** Opening AVAILABLE RECORDS block **

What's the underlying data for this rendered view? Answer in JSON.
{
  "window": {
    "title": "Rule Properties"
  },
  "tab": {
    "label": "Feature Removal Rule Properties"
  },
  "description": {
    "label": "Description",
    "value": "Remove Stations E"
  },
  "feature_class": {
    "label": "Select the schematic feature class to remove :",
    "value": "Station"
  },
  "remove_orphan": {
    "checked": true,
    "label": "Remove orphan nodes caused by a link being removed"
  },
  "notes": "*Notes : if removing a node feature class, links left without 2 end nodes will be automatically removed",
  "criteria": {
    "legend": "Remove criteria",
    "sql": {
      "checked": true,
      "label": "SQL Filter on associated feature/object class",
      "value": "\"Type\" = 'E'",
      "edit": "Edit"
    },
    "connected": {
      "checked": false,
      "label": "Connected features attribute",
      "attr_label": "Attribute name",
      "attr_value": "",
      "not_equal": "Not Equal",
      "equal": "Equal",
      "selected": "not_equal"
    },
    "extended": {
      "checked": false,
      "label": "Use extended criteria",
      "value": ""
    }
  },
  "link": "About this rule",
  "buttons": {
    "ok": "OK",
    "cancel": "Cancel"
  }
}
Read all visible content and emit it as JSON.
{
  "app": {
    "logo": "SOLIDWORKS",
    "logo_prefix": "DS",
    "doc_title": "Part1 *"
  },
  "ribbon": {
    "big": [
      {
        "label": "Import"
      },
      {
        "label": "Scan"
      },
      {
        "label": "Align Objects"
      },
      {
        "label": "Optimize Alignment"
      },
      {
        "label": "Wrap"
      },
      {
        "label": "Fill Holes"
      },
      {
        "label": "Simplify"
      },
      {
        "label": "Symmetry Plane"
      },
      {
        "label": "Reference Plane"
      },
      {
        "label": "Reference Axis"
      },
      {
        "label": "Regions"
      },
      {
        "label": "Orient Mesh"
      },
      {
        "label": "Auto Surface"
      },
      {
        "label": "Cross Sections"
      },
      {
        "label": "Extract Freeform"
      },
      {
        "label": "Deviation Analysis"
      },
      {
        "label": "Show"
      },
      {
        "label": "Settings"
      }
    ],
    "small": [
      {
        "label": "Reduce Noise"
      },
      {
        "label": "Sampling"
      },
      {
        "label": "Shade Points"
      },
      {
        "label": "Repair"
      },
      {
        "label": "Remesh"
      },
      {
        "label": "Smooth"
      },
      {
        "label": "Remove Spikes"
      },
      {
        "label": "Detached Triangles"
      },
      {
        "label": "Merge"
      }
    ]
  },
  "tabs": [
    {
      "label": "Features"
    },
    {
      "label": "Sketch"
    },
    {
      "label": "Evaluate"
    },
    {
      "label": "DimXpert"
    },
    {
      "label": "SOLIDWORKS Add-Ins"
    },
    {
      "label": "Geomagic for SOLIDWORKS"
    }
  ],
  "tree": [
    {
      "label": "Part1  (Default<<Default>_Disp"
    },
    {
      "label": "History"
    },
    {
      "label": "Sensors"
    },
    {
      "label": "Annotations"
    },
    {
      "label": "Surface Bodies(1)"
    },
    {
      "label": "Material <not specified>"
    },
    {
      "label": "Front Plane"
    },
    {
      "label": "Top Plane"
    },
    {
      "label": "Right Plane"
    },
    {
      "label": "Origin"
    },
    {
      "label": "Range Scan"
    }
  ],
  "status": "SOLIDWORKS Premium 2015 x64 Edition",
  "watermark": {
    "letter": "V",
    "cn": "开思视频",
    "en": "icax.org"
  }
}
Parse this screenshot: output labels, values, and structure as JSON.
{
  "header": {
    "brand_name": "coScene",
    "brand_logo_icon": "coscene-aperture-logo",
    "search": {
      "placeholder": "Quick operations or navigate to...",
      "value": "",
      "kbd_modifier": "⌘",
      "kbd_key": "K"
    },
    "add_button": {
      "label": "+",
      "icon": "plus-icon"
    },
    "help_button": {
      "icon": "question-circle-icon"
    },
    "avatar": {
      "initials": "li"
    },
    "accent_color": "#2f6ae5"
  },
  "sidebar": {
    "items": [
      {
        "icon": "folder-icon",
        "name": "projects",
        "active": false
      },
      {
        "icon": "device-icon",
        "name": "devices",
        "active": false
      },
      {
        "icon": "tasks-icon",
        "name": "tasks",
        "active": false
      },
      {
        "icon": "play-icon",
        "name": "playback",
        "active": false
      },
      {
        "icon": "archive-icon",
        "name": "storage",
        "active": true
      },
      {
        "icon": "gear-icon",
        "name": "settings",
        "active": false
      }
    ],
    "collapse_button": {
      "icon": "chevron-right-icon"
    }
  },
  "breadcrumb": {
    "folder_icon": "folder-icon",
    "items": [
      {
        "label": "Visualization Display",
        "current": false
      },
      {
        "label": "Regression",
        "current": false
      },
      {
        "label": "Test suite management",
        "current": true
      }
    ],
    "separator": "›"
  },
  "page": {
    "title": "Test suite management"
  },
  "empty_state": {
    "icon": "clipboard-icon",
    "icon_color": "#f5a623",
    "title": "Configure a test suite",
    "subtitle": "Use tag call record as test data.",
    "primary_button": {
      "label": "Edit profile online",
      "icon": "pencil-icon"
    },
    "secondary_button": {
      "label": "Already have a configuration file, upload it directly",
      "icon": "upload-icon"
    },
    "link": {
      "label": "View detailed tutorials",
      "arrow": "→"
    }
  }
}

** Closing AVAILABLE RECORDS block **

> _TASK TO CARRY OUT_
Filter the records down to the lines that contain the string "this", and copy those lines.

> _TASK RESULT_
What's the underlying data for this rendered view? Answer in JSON.
  "link": "About this rule",
Parse this screenshot: output labels, values, and structure as JSON.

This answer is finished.